Skrillex – The Shacklewell Arms
We managed to squeeze a man into this tiny pub show by the wub wub man
Words Jordan Bassett
Photography Peter Fallan
Skrillex, the 24-year-old Californian recently named the world’s second highest-earning producer/DJ (Forbes estimates he raked in $15m over the past year) stares into his pint by the bar of 150-capacity east London pub The Shacklewell Arms. Considering his set’s due soon, the dancefloor’s still pretty empty. And on second glance, the fella by the bar isn’t even Skrillex! He’s a lookalike: long black hair replete with an undercut, goofy spectacles and all-black clothes. It’s troubling when you can squint and say with authority, “No, that face is too fat and old to belong to Skrillex,” but there you go.
That bloke’s ironic fancy dress outfit probably sums up tonight. Sonny Moore, who started out in screamo band From First To Last, became Skrillex in 2008. Since then, he’s spent four EPs and countless shows torturing old-school dubstep fans. Common criticisms bemoan the absence of subtlety in his crushing, bass-heavy electro sounds, which have been dismissed as ‘bro step’ due to their popularity with macho frat boys. The punchline is that, small and geeky and scrupulously humble in interviews, Skrillex is no bro. This has made him a big internet in-joke, perhaps explaining why tickets disappeared instantly when tonight’s gig was announced two days ago.
The real Skrillex arrives sometime after midnight, having trekked across London after playing electro festival SW4. By now, the venue’s filled right up. Moore makes a low-key entrance, slinking through the packed crowd to hop onstage with fellow rambunctious dubstepper Flux Pavilion (aka 23-year-old Joshua Steele), who shares the decks tonight. All present and correct are screeching vocal samples, clattering drum loops and basslines that rumble through the floor like those massive horrible worm things from Tremors.

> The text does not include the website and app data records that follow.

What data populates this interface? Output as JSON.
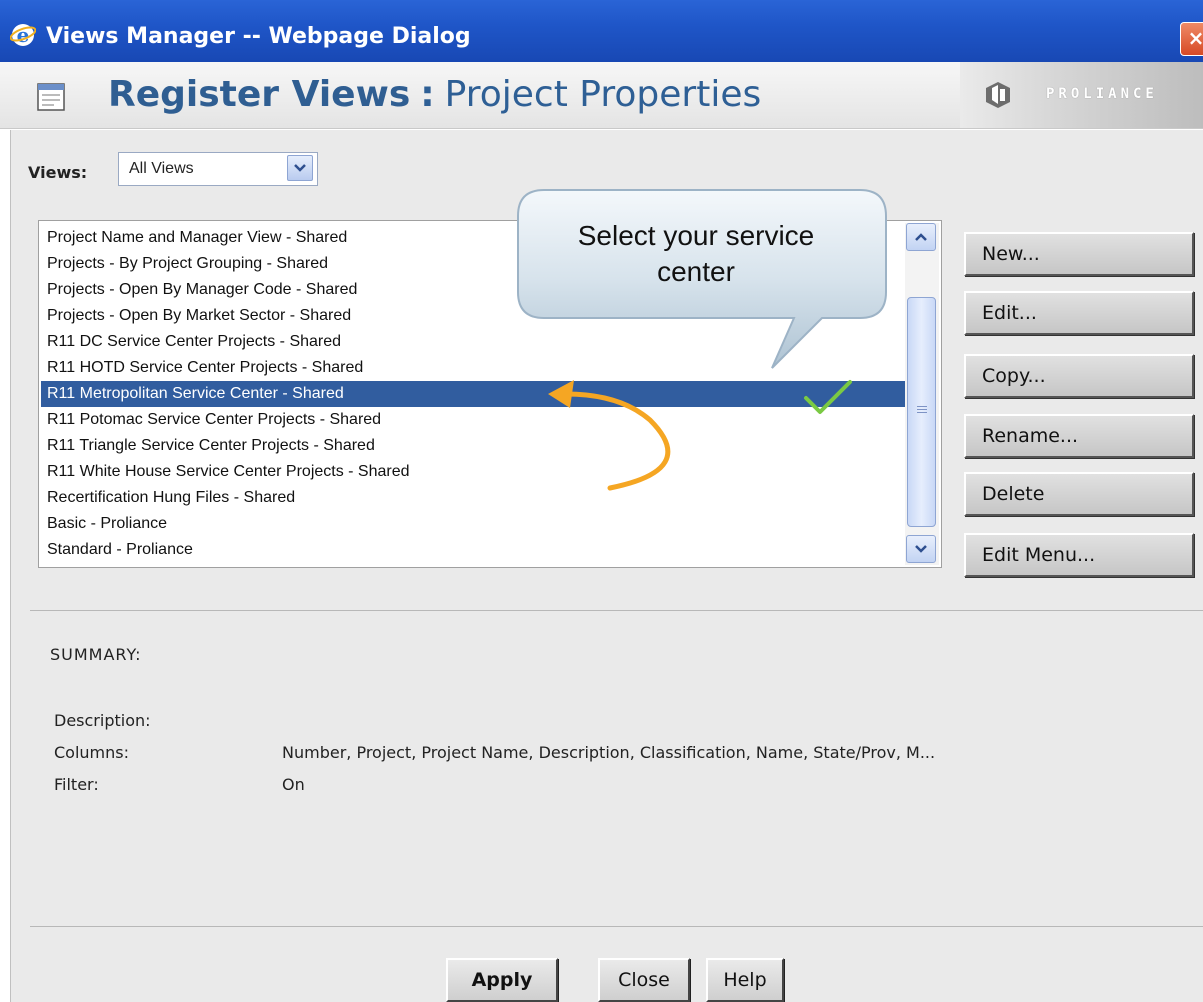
{
  "window": {
    "title": "Views Manager -- Webpage Dialog",
    "close_glyph": "×"
  },
  "header": {
    "title_bold": "Register Views",
    "separator": ":",
    "title_rest": "Project Properties",
    "brand": "PROLIANCE"
  },
  "views_filter": {
    "label": "Views:",
    "selected": "All Views"
  },
  "list": {
    "items": [
      "Project Name and Manager View - Shared",
      "Projects - By Project Grouping - Shared",
      "Projects - Open By Manager Code - Shared",
      "Projects - Open By Market Sector - Shared",
      "R11 DC Service Center Projects - Shared",
      "R11 HOTD Service Center Projects - Shared",
      "R11 Metropolitan Service Center - Shared",
      "R11 Potomac Service Center Projects - Shared",
      "R11 Triangle Service Center Projects - Shared",
      "R11 White House Service Center Projects - Shared",
      "Recertification Hung Files - Shared",
      "Basic - Proliance",
      "Standard - Proliance"
    ],
    "selected_index": 6
  },
  "actions": {
    "new": "New...",
    "edit": "Edit...",
    "copy": "Copy...",
    "rename": "Rename...",
    "delete": "Delete",
    "edit_menu": "Edit Menu..."
  },
  "summary": {
    "title": "SUMMARY:",
    "description_label": "Description:",
    "description_value": "",
    "columns_label": "Columns:",
    "columns_value": "Number, Project, Project Name, Description, Classification, Name, State/Prov, M...",
    "filter_label": "Filter:",
    "filter_value": "On"
  },
  "footer": {
    "apply": "Apply",
    "close": "Close",
    "help": "Help"
  },
  "annotation": {
    "callout_line1": "Select your service",
    "callout_line2": "center"
  },
  "colors": {
    "titlebar": "#1f56c8",
    "header_text": "#2e5f95",
    "selection": "#315d9f",
    "annotation_arrow": "#f5a623",
    "checkmark": "#7ac943"
  }
}
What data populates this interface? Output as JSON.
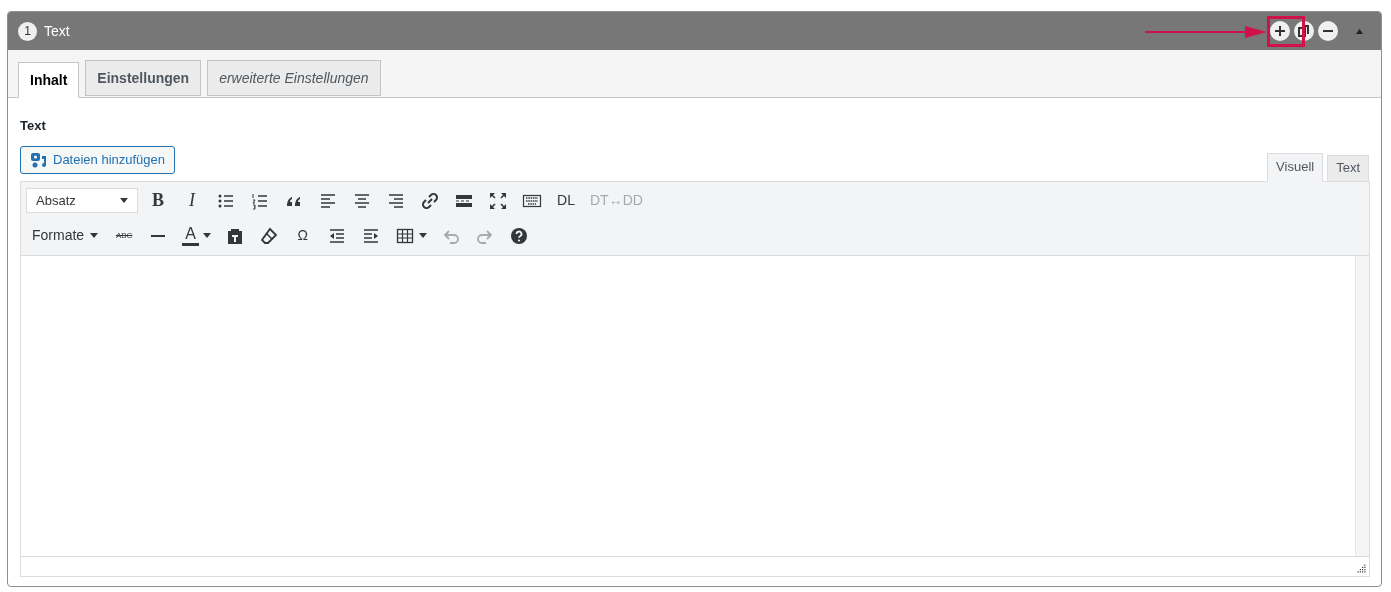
{
  "panel": {
    "number": "1",
    "title": "Text"
  },
  "tabs": [
    {
      "label": "Inhalt",
      "selected": true,
      "italic": false
    },
    {
      "label": "Einstellungen",
      "selected": false,
      "italic": false
    },
    {
      "label": "erweiterte Einstellungen",
      "selected": false,
      "italic": true
    }
  ],
  "field_label": "Text",
  "add_media_button": "Dateien hinzufügen",
  "editor_tabs": [
    {
      "label": "Visuell",
      "selected": true
    },
    {
      "label": "Text",
      "selected": false
    }
  ],
  "toolbar_rows": [
    [
      {
        "kind": "select",
        "label": "Absatz"
      },
      {
        "kind": "bold",
        "label": "B",
        "disabled": false
      },
      {
        "kind": "italic",
        "label": "I",
        "disabled": false
      },
      {
        "kind": "icon",
        "disabled": false
      },
      {
        "kind": "icon",
        "disabled": false
      },
      {
        "kind": "icon",
        "disabled": false
      },
      {
        "kind": "icon",
        "disabled": false
      },
      {
        "kind": "icon",
        "disabled": false
      },
      {
        "kind": "icon",
        "disabled": false
      },
      {
        "kind": "icon",
        "disabled": false
      },
      {
        "kind": "icon",
        "disabled": false
      },
      {
        "kind": "icon",
        "disabled": false
      },
      {
        "kind": "icon",
        "disabled": false
      },
      {
        "kind": "text",
        "label": "DL",
        "disabled": false
      },
      {
        "kind": "text",
        "label": "DT↔DD",
        "disabled": true
      }
    ],
    [
      {
        "kind": "menu",
        "label": "Formate"
      },
      {
        "kind": "strike",
        "label": "ABC",
        "disabled": false
      },
      {
        "kind": "icon",
        "disabled": false
      },
      {
        "kind": "color",
        "label": "A",
        "color": "#32373c",
        "disabled": false
      },
      {
        "kind": "icon",
        "disabled": false
      },
      {
        "kind": "icon",
        "disabled": false
      },
      {
        "kind": "text",
        "label": "Ω",
        "disabled": false
      },
      {
        "kind": "icon",
        "disabled": false
      },
      {
        "kind": "icon",
        "disabled": false
      },
      {
        "kind": "icon_menu",
        "disabled": false
      },
      {
        "kind": "icon",
        "disabled": true
      },
      {
        "kind": "icon",
        "disabled": true
      },
      {
        "kind": "icon",
        "disabled": false
      }
    ]
  ]
}
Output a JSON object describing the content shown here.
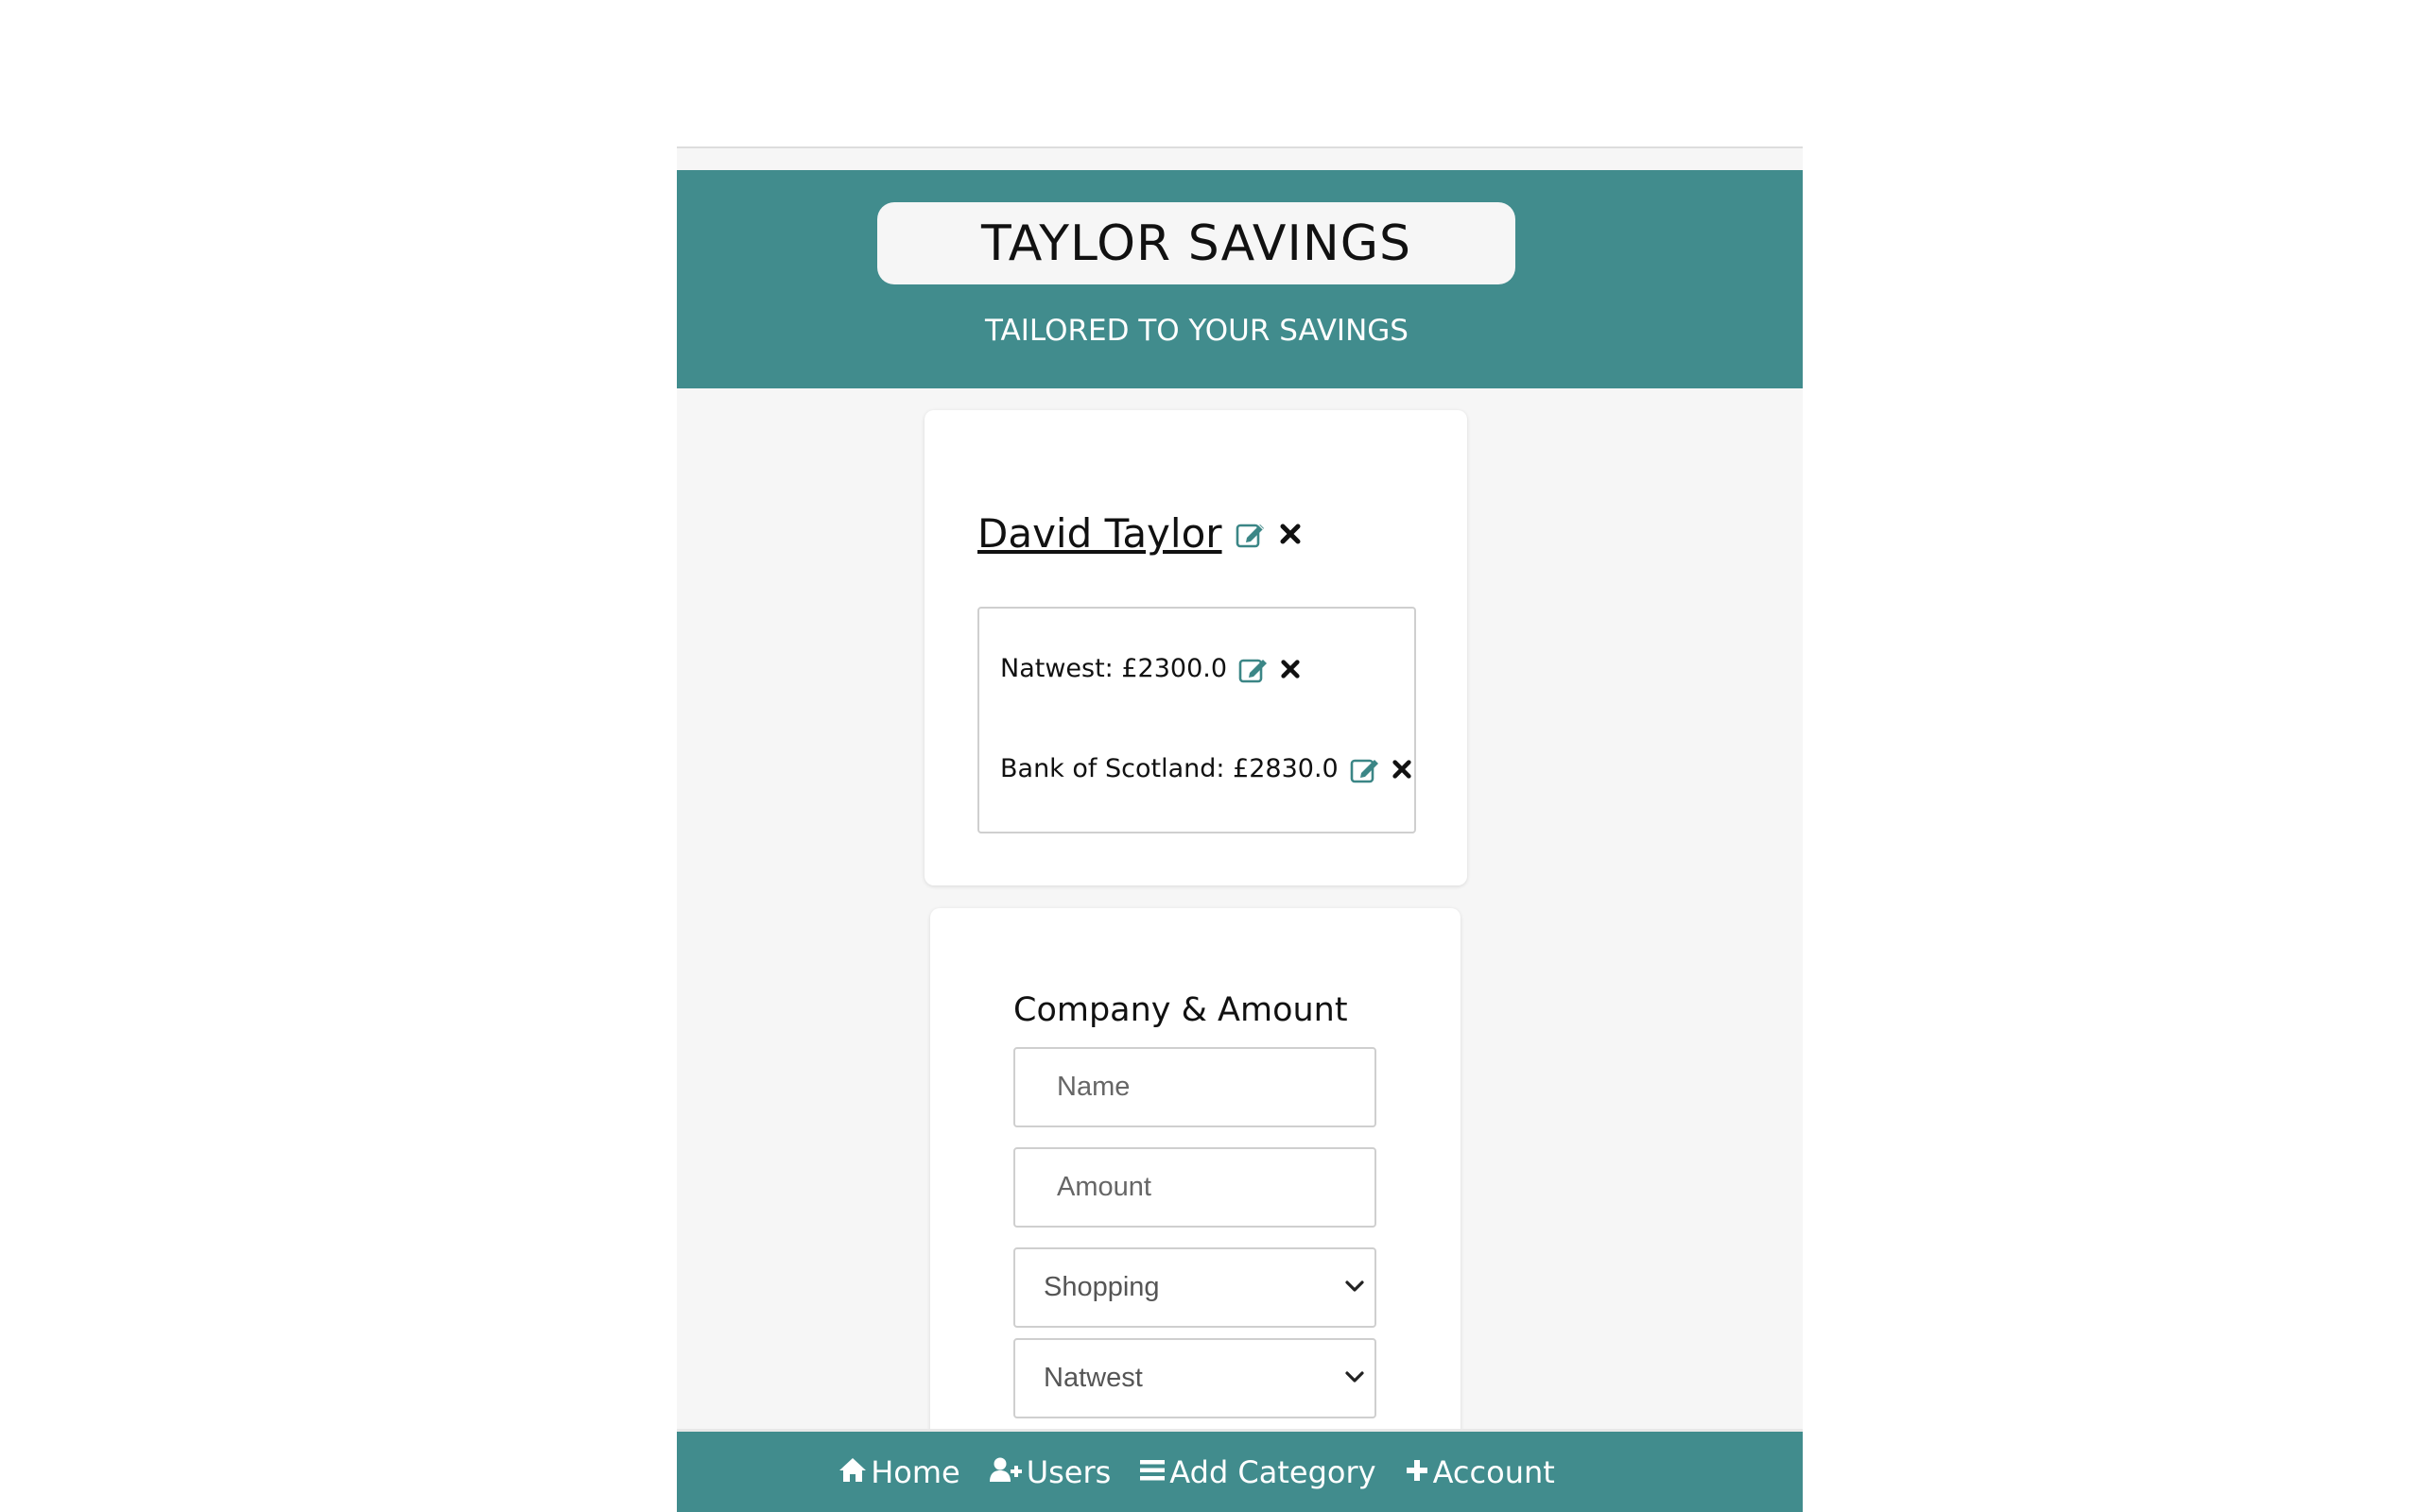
{
  "header": {
    "title": "TAYLOR SAVINGS",
    "tagline": "TAILORED TO YOUR SAVINGS"
  },
  "user": {
    "name": "David Taylor",
    "accounts": [
      {
        "label": "Natwest: £2300.0"
      },
      {
        "label": "Bank of Scotland: £2830.0"
      }
    ]
  },
  "form": {
    "heading": "Company & Amount",
    "name_placeholder": "Name",
    "amount_placeholder": "Amount",
    "category_selected": "Shopping",
    "company_selected": "Natwest"
  },
  "nav": {
    "items": [
      {
        "label": "Home",
        "icon": "home-icon"
      },
      {
        "label": "Users",
        "icon": "user-plus-icon"
      },
      {
        "label": "Add Category",
        "icon": "bars-icon"
      },
      {
        "label": "Account",
        "icon": "plus-icon"
      }
    ]
  },
  "colors": {
    "accent": "#418c8d",
    "background": "#f6f6f6",
    "edit_icon": "#3b8686"
  }
}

This is no doubt effective and the crowd’s soon frothing sweat, but Flux Pavilion seems to be twiddling most of the knobs. Skrillex spends an alarming amount of time just waving his arms about or nodding approvingly through cigarette smoke (both puff away throughout the set, the naughty buggers). Do you care who pushes the buttons if it makes you dance? Well, that depends if you’ve come expecting a Skrillex set or the dubstep equivalent of a Dave Benson Phillips special appearance at freshers’ fortnight.
There’s an undeniable sense of occasion in this ridiculous and cartoonish figure, accustomed to crowds of 20,000, standing before 150 people in The Shacklewell Arms — but it’s easy to feel that Skrillex could switch places with his hipster lookalike by the bar without anyone noticing.